Contact Us

Contact: Simon Jennings
Telephone: 07786 445200
info@plymouthshotokan.co.uk

Class Times and Session Information

Monday: 7.00pm – 8.30pm - Sir John Hunt Community College Gym, Lancaster Gdns, Whitleigh, Plymouth PL5 4AA
Wednesday: 7.30pm – 9.00pm - Blisland Village Hall, Blisland, Bodmin, PL30 4JY


A 2nd nights training in Plymouth coming soon

 

At Plymouth Shotokan Karate Centre we structure our classes along the guidelines as laid down by the Japan Karate Association England to whom we are affiliated.

Each session normally involves some practice of kihon (techniques), kumite (sparring) and kata (pre-arranged forms). Some sessions will be based more exclusively on one or other of the 3 k's and sometimes are based on self defence scenarios.

All sessions start with a comprehensive warm up to ensure all elements of the body are stretched ready for training, from there each of the below training methods commence.

Kihon - This is the practice of basic karate techniques and the student will learn all the basic blocks, strikes, punches and kicks that make up the karatekas arsenal of weapons. Then as the student advances, combinations of these techniques are practiced. Also important in learning these techniques are the various stances that karate techniques are delivered from. Students will also learn how to develop their kime, which is so important in karate.

Kumite - This is sparring practice, where the student actually faces an opponent and practices the techniques that have been learnt. At first students will pratice gohon and sanbon kumite (3 or 5 step sparring), which is a pre arranged sequence of attacks and defence in order that the beginner may develop his/her sparring skills in a controlled safe manner. Later the student goes on to learn ippon kumite, one step sparring where more defence and attack moves are developed. Then the student goes on to practice semi free sparring where prearranged attacks are delivered from a moving, free stance. Once a student has developed the sufficient techniques, and self control, jiyu kumite, freestyle sparring can be practiced. Here any attack can be launched without warning, and all the elements learnt in the previous types of sparring such as timing, distancing, control, and speed all come into play. It is much like a boxing match but with all the elements of karate techniques utilised.

Kata - are a series of prearranged techniques of blocking, striking, punching and kicking, set in certain set sequences. Whilst performing the kata, the student should visualise the movements as though against multiple opponents.
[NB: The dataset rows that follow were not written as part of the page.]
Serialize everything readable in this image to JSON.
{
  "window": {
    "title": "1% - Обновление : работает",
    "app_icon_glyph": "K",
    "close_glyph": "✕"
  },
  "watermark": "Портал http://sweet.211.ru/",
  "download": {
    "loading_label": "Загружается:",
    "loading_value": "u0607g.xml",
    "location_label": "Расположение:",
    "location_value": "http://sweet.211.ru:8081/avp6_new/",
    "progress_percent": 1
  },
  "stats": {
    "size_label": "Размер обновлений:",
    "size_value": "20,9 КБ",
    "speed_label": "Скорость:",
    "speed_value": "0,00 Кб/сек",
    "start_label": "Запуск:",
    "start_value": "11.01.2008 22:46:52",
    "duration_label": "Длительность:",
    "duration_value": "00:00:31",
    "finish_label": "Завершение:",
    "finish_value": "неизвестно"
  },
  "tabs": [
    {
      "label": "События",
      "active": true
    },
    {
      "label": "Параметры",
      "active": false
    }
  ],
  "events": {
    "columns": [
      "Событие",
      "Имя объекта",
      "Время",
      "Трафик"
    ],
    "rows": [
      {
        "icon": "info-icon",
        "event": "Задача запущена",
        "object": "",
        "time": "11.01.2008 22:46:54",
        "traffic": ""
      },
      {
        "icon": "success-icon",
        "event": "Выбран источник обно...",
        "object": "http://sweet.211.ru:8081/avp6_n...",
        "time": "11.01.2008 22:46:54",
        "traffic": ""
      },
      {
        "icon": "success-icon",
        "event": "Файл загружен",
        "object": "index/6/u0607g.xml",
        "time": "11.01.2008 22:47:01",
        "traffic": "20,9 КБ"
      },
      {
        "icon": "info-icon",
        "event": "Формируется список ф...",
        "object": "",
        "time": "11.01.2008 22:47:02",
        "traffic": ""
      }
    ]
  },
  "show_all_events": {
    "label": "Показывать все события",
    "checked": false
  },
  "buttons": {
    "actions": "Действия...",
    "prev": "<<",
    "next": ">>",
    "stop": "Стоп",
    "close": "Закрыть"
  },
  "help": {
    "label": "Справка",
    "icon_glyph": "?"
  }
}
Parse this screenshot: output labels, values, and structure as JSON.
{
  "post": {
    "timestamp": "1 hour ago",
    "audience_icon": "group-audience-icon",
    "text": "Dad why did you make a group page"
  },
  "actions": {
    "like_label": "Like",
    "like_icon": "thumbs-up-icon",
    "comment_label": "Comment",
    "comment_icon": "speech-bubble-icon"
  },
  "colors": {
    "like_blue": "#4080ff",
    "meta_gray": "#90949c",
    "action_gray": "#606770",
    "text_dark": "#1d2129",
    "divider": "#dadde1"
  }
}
Each kata has a name, and will emphasise different characteristics. Some kata will develop a students' physical strength, others develop speed. All kata foster rhythm and coordination. All the techniques of karate are housed within the kata.

There are 26 kata practiced in the JKA Shotokan system today, although there are many more kata in existence. Kata have been practiced for centuries, and until relatively recently, it was the only form of practice for karate students. Many of the kata have been handed down over generations, and many were closely guarded secrets held by the school or ryu that developed them. Many of the kata came originally from China, others were developed by the Okinawan masters such as Azato and Itosu.

Of the three k's (kihon, kumite & kata), kata is probably the most important aspect of karate. Not only do they contain the whole multitude of karate techniques such as locks, grasping, kicks etc, but the student can exercise them fully without any control (unlike kumite) and can develop kime, zanshin (awareness), fluidity of movement, strength, stamina, in fact all the things that go to make a formidible karateka. It follows that someone who is good at kata, will naturally become good at kumite also.